→ Excerpted records:
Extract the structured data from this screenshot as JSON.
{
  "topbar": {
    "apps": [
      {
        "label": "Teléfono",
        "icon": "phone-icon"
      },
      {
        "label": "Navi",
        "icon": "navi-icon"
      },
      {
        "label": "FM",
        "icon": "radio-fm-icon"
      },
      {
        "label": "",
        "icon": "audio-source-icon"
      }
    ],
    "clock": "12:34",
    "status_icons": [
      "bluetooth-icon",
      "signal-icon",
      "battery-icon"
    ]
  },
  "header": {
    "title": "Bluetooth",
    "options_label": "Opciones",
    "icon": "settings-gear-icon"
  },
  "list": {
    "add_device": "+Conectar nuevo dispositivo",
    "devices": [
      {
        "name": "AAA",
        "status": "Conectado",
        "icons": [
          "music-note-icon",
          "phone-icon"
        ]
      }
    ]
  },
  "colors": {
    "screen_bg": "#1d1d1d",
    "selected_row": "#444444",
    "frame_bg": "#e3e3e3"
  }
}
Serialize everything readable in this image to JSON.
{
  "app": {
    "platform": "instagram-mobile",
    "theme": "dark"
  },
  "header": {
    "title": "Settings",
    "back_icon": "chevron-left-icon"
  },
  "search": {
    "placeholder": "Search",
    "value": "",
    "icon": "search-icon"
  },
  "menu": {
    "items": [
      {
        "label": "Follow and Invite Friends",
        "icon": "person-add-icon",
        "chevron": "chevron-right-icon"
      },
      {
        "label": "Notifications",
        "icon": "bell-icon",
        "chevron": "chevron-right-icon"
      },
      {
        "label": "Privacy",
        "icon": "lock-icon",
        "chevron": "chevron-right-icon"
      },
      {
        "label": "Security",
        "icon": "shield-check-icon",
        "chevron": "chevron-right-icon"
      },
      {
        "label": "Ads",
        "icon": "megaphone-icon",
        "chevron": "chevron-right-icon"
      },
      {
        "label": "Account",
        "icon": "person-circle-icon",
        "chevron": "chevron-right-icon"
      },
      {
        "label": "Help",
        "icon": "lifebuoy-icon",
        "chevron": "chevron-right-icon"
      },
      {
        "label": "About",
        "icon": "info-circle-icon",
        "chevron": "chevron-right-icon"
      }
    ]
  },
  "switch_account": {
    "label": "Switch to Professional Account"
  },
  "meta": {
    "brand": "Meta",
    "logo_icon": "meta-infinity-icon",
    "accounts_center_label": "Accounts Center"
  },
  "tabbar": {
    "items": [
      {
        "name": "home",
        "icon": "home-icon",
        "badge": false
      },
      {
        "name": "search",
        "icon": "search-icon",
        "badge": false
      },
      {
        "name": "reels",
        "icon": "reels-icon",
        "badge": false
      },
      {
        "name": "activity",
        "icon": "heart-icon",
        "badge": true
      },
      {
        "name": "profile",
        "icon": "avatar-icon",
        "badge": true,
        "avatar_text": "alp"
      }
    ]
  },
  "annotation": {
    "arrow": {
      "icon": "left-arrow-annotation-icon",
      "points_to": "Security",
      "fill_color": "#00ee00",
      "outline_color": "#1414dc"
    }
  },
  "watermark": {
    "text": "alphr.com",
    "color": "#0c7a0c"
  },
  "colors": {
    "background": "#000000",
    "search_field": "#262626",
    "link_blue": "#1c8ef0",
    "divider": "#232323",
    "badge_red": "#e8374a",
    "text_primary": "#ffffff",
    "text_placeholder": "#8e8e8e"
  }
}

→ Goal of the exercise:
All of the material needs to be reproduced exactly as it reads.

→ Exercise solution:
Extract the structured data from this screenshot as JSON.
{
  "topbar": {
    "apps": [
      {
        "label": "Teléfono",
        "icon": "phone-icon"
      },
      {
        "label": "Navi",
        "icon": "navi-icon"
      },
      {
        "label": "FM",
        "icon": "radio-fm-icon"
      },
      {
        "label": "",
        "icon": "audio-source-icon"
      }
    ],
    "clock": "12:34",
    "status_icons": [
      "bluetooth-icon",
      "signal-icon",
      "battery-icon"
    ]
  },
  "header": {
    "title": "Bluetooth",
    "options_label": "Opciones",
    "icon": "settings-gear-icon"
  },
  "list": {
    "add_device": "+Conectar nuevo dispositivo",
    "devices": [
      {
        "name": "AAA",
        "status": "Conectado",
        "icons": [
          "music-note-icon",
          "phone-icon"
        ]
      }
    ]
  },
  "colors": {
    "screen_bg": "#1d1d1d",
    "selected_row": "#444444",
    "frame_bg": "#e3e3e3"
  }
}
Serialize everything readable in this image to JSON.
{
  "app": {
    "platform": "instagram-mobile",
    "theme": "dark"
  },
  "header": {
    "title": "Settings",
    "back_icon": "chevron-left-icon"
  },
  "search": {
    "placeholder": "Search",
    "value": "",
    "icon": "search-icon"
  },
  "menu": {
    "items": [
      {
        "label": "Follow and Invite Friends",
        "icon": "person-add-icon",
        "chevron": "chevron-right-icon"
      },
      {
        "label": "Notifications",
        "icon": "bell-icon",
        "chevron": "chevron-right-icon"
      },
      {
        "label": "Privacy",
        "icon": "lock-icon",
        "chevron": "chevron-right-icon"
      },
      {
        "label": "Security",
        "icon": "shield-check-icon",
        "chevron": "chevron-right-icon"
      },
      {
        "label": "Ads",
        "icon": "megaphone-icon",
        "chevron": "chevron-right-icon"
      },
      {
        "label": "Account",
        "icon": "person-circle-icon",
        "chevron": "chevron-right-icon"
      },
      {
        "label": "Help",
        "icon": "lifebuoy-icon",
        "chevron": "chevron-right-icon"
      },
      {
        "label": "About",
        "icon": "info-circle-icon",
        "chevron": "chevron-right-icon"
      }
    ]
  },
  "switch_account": {
    "label": "Switch to Professional Account"
  },
  "meta": {
    "brand": "Meta",
    "logo_icon": "meta-infinity-icon",
    "accounts_center_label": "Accounts Center"
  },
  "tabbar": {
    "items": [
      {
        "name": "home",
        "icon": "home-icon",
        "badge": false
      },
      {
        "name": "search",
        "icon": "search-icon",
        "badge": false
      },
      {
        "name": "reels",
        "icon": "reels-icon",
        "badge": false
      },
      {
        "name": "activity",
        "icon": "heart-icon",
        "badge": true
      },
      {
        "name": "profile",
        "icon": "avatar-icon",
        "badge": true,
        "avatar_text": "alp"
      }
    ]
  },
  "annotation": {
    "arrow": {
      "icon": "left-arrow-annotation-icon",
      "points_to": "Security",
      "fill_color": "#00ee00",
      "outline_color": "#1414dc"
    }
  },
  "watermark": {
    "text": "alphr.com",
    "color": "#0c7a0c"
  },
  "colors": {
    "background": "#000000",
    "search_field": "#262626",
    "link_blue": "#1c8ef0",
    "divider": "#232323",
    "badge_red": "#e8374a",
    "text_primary": "#ffffff",
    "text_placeholder": "#8e8e8e"
  }
}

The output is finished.